This week we celebrate the 150th birthday of the Trades Union Congress (TUC), the first coming together in 1868 of trade unionists from all over the UK at the Manchester Mechanics Institute to form the annual Congress that we hold to still. At that time women made up around 10% of union membership.
Women have always played a significant role in the workforce though. From agricultural labour to the jute mills of Dundee, in factories and works, women have also been natural leaders at work. Women’s war effort on the two world wars is well documented. We know of the women munitions workers, engineers, communications, transport and infrastructural workers and land girls. We were taught that women were expected to give up their skills and shelf their abilities when the men returned from war.
Unionised labour is stereotyped as male blue collar heavy industry workers. How things have changed in reality. Today more people work in call centres than ever worked in shipyards. Nowadays women make up half the workforce and the majority of union members. In public services, where women’s jobs are concentrated at the lowest paid, trade union membership is now the strongest and most militant.
Of course, working class women have always worked, always been breadwinners and showed leadership in linking their working lives to their communities and family networks. Women today still organise shared childcare and mutual support in their communities, run the ménages, Christmas clubs and are the lifeblood of our workforce. Women speak up for other workers and challenge poor treatment of others in work, home and wider social life.
With such presence in the workplace and with in France’s O’Grady, as TUC general secretary, extensive equality legislation and visibility of women in some boardrooms, some say the struggle for trade union and workplace equality is over.
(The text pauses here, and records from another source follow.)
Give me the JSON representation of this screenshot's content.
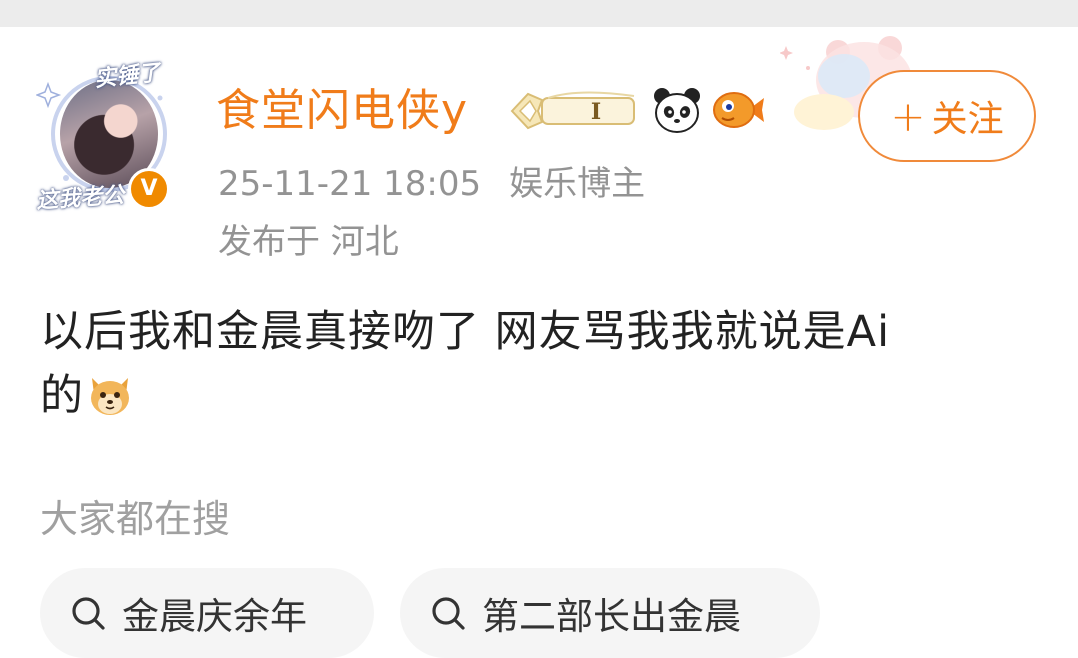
{
  "avatar": {
    "top_text": "实锤了",
    "bottom_text": "这我老公"
  },
  "user": {
    "name": "食堂闪电侠y",
    "level_badge": "I",
    "verified_mark": "V",
    "timestamp": "25-11-21 18:05",
    "role": "娱乐博主",
    "location": "发布于 河北"
  },
  "follow": {
    "plus": "+",
    "label": "关注"
  },
  "post": {
    "line1": "以后我和金晨真接吻了 网友骂我我就说是Ai",
    "line2": "的"
  },
  "search": {
    "heading": "大家都在搜",
    "chips": [
      {
        "label": "金晨庆余年"
      },
      {
        "label": "第二部长出金晨"
      }
    ]
  },
  "colors": {
    "accent": "#f07c1a",
    "meta_gray": "#939393",
    "chip_bg": "#f5f5f5",
    "verified": "#f08a00"
  },
  "icons": [
    "verified-icon",
    "level-badge-icon",
    "panda-icon",
    "fish-icon",
    "dog-emoji-icon",
    "search-icon"
  ]
}
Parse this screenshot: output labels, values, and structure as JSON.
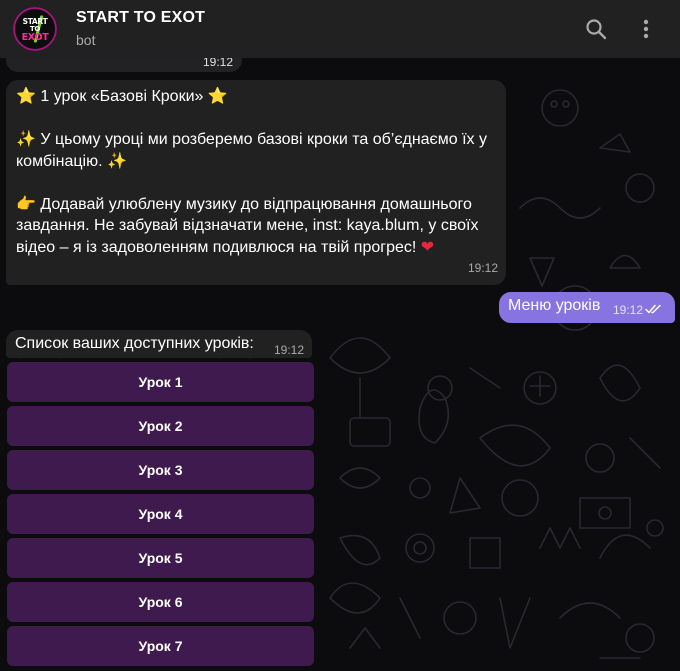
{
  "header": {
    "title": "START TO EXOT",
    "subtitle": "bot",
    "avatar_logo": [
      "START",
      "TO",
      "EXOT"
    ],
    "icons": {
      "search": "search-icon",
      "more": "more-vertical-icon"
    }
  },
  "previous_message": {
    "time": "19:12"
  },
  "lesson_message": {
    "title_prefix": "⭐",
    "title": " 1 урок «Базові Кроки» ",
    "title_suffix": "⭐",
    "para1_prefix": "✨",
    "para1": " У цьому уроці ми розберемо базові кроки та об’єднаємо їх у комбінацію. ",
    "para1_suffix": "✨",
    "para2_prefix": "👉",
    "para2": " Додавай улюблену музику до відпрацювання домашнього завдання. Не забувай відзначати мене, inst: kaya.blum, у своїх відео – я із задоволенням подивлюся на твій прогрес! ",
    "para2_suffix": "❤",
    "time": "19:12"
  },
  "outgoing_message": {
    "text": "Меню уроків",
    "time": "19:12",
    "status": "read-double-check"
  },
  "list_message": {
    "text": "Список ваших доступних уроків:",
    "time": "19:12"
  },
  "keyboard": {
    "buttons": [
      "Урок 1",
      "Урок 2",
      "Урок 3",
      "Урок 4",
      "Урок 5",
      "Урок 6",
      "Урок 7"
    ]
  },
  "colors": {
    "header_bg": "#212121",
    "incoming_bubble": "#212121",
    "outgoing_bubble": "#8774e1",
    "keyboard_button": "#4c1e60",
    "wallpaper": "#0c0b0e"
  }
}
Sadly not.
At the beginning, it took 20 years and a lot of resistance before the TUC agreed in 1888 to support the call for equal pay between men and women. And then another 80 years further before women workers at Ford’s car plant in Dagenham went on strike and famously won equal pay for machinists, triggering the first change in the law. Today, a further 50 years on from the Equal Pay Act, women council workers in Glasgow City fight on to realise their right to equal pay for work of equal value.
Our cultural obsession with celebrity watching means we know more about the huge pay disparities between broadcast celebrities at the BBC than we do about the low paid council workers in Glasgow City who have been fighting for equal pay for over a decade. But this is all part of the same problem of undervaluing women’s work.
It is the same with sexual harassment. Of course it is incredibly brave of the famous actors that have called out Harvey Weinstein, and parliamentary researchers exposing power abuse from male MPs, other sexual predators and harassers in powerful positions in the public eye. The resulting Me Too social media campaign has exposed what every woman worker already knows, sexual harassment at work is so widespread that it is institutionalised and normalised so that a woman feels that she cannot speak out, be believed and that she will be penalised, ostracised or worse if she does.
Here is the thing, just like with equal pay, we already have robust bullying and sexual harassment codes, dignity and respect workplace expectations and even law. It is attitudes, culture and belief that needs to be changed.
However far we have come in the first 150 years, we have much further to go to ensue that women and men are truely equal in their work, in their unions and in their homes.
Women workers learn from the experience of their mothers to fight alongside their sisters and pass on to their daughters that we only win when we come together and stick together. And when we do win, we win for a better life for all – men and women alike.